My dad kept asking why this little half-room cost us more than $8000, and I had no answer. (One impetus for moving into an apartment is that a shared room can be a bit more than $400, which is half the cost of an on-campus dorm.) But, the dining is also put into the cost of the housing. Your $8000 includes $1400 dine-in-dollars, which can be used in the dining halls, and $300 Bevo-bucks, which can be used at most nearby restaurants. You don’t really have a choice in the matter. Everyone is put into the same plan. You can always add more if you need to, but you can’t opt to get less. I heard that you get enough dine-in-dollars for lunch and dinner every day and breakfast once a week. This may seem like it isn’t enough, but don’t worry. Everyone I know agrees that it’s more than enough. I still have more than $800 of my dine-in-dollars left at the end of the semester though I eat breakfast at the dining halls far more often than most other people. Most people either skip breakfast or eat cereal in their rooms. I had a friend that had so many dine-in-dollars left over last year that he bought a big UT rug for his dorm. (You can use dine-in-dollars to buy random stuff at some of the campus stores.) Bevo-bucks are accepted at pretty much all of the eateries close to campus; they provide a convenient way of getting good food when you feel like a change.

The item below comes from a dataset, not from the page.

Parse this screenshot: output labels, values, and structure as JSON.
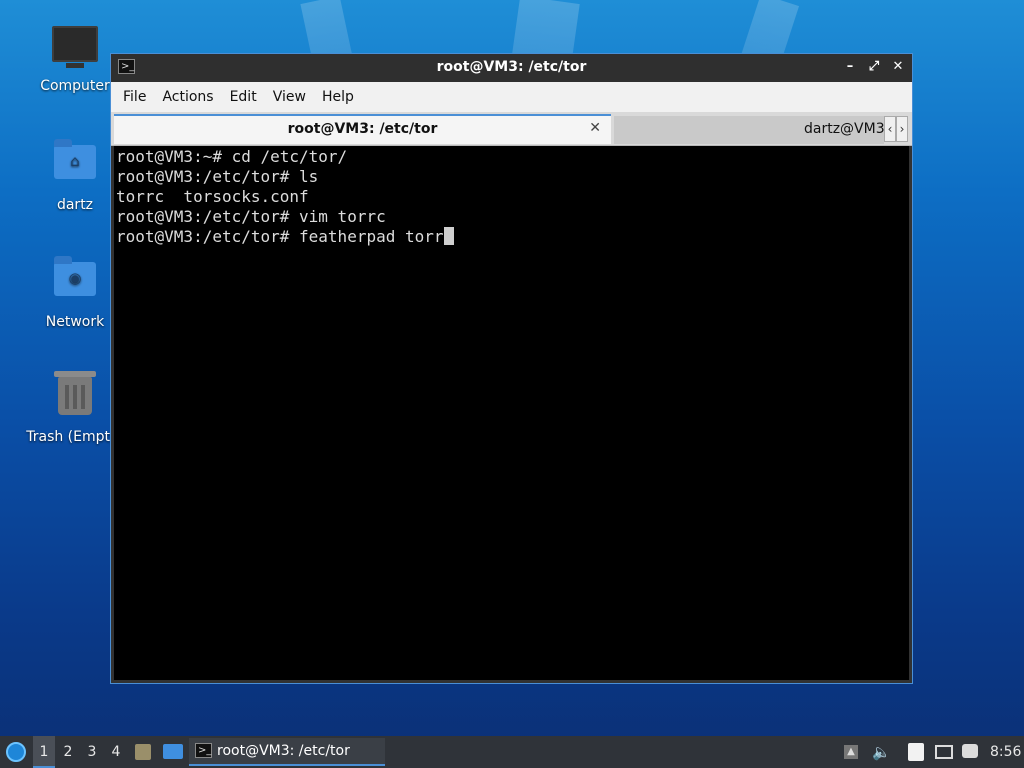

The closest dining hall is located in the ground floor of the Kinsolving girls dorm. It serves that whole northern end of campus that the quad lies in. It’s about a five minute walk from Blanton, which hasn’t been a big problem. (I found out the hard way that umbrellas and sweaters are essential.) I have to say I do like the food there most days. You swipe your card and it’s all-you-can-eat. It’s around four dine-in-dollars per swipe, which is a pretty good deal if you ask me. There is a core selection that stays the same every day: pasta, pizza, salad, wraps, fried stuff, chicken, sides, juice, soda, fruit, waffles. On top of that they have different specials every day. Breakfast usually includes made-to-order omelets and tacos plus eggs, biscuits, sausage, and the same drink choices. I find the selection more than adequate on most days. (J2 is the equivalent for students staying near Jester. The food is pretty much the same, but some people say Kins has a better atmosphere.)
Right next to Blanton is the convenient Littlefield Café. I get food there if I miss meals at Kins for some reason. I frequently get delicious breakfast burritos there. Kinsolving also has Kins Market, where you can buy snacks and supplies. So far, I’ve only bought an umbrella there.

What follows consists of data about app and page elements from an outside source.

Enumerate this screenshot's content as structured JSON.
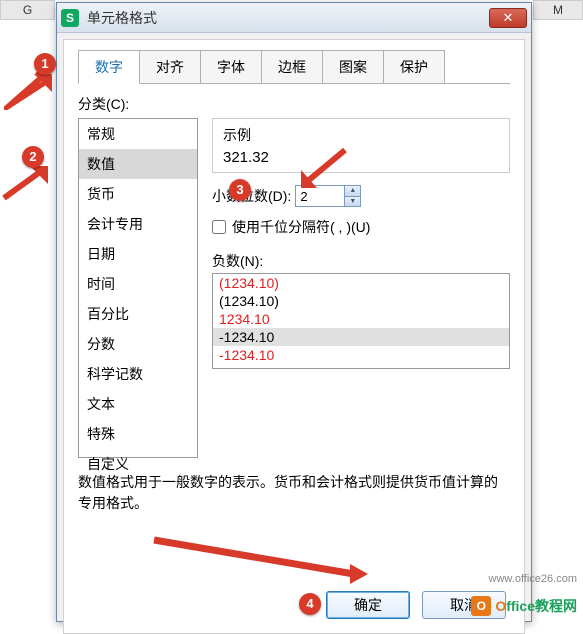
{
  "bg": {
    "col_g": "G",
    "col_m": "M"
  },
  "titlebar": {
    "title": "单元格格式",
    "close": "✕"
  },
  "tabs": [
    "数字",
    "对齐",
    "字体",
    "边框",
    "图案",
    "保护"
  ],
  "category_label": "分类(C):",
  "categories": [
    "常规",
    "数值",
    "货币",
    "会计专用",
    "日期",
    "时间",
    "百分比",
    "分数",
    "科学记数",
    "文本",
    "特殊",
    "自定义"
  ],
  "example": {
    "label": "示例",
    "value": "321.32"
  },
  "decimal": {
    "label": "小数位数(D):",
    "value": "2"
  },
  "thousands": {
    "label": "使用千位分隔符( , )(U)"
  },
  "negatives": {
    "label": "负数(N):",
    "items": [
      {
        "text": "(1234.10)",
        "red": true
      },
      {
        "text": "(1234.10)",
        "red": false
      },
      {
        "text": "1234.10",
        "red": true
      },
      {
        "text": "-1234.10",
        "red": false,
        "selected": true
      },
      {
        "text": "-1234.10",
        "red": true
      }
    ]
  },
  "description": "数值格式用于一般数字的表示。货币和会计格式则提供货币值计算的专用格式。",
  "buttons": {
    "ok": "确定",
    "cancel": "取消"
  },
  "callouts": {
    "c1": "1",
    "c2": "2",
    "c3": "3",
    "c4": "4"
  },
  "watermark": {
    "brand_o": "O",
    "brand_rest": "ffice教程网",
    "url": "www.office26.com"
  }
}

I love living on campus. In college, the line between school and home is nonexistent. I think I like it that way. You get to see you friends all the time: you eat with them, you study with them, and you relax with them. Seeking solitude is equally easy. You can live however you feel like. You can be with whomever, eat whatever, go wherever, and do anything you please. Only as long as you keep your wits about you, of course.
It isn’t required, but I highly recommend that you live on campus at least for the first year. It’s much easier to meet people and get used to college life.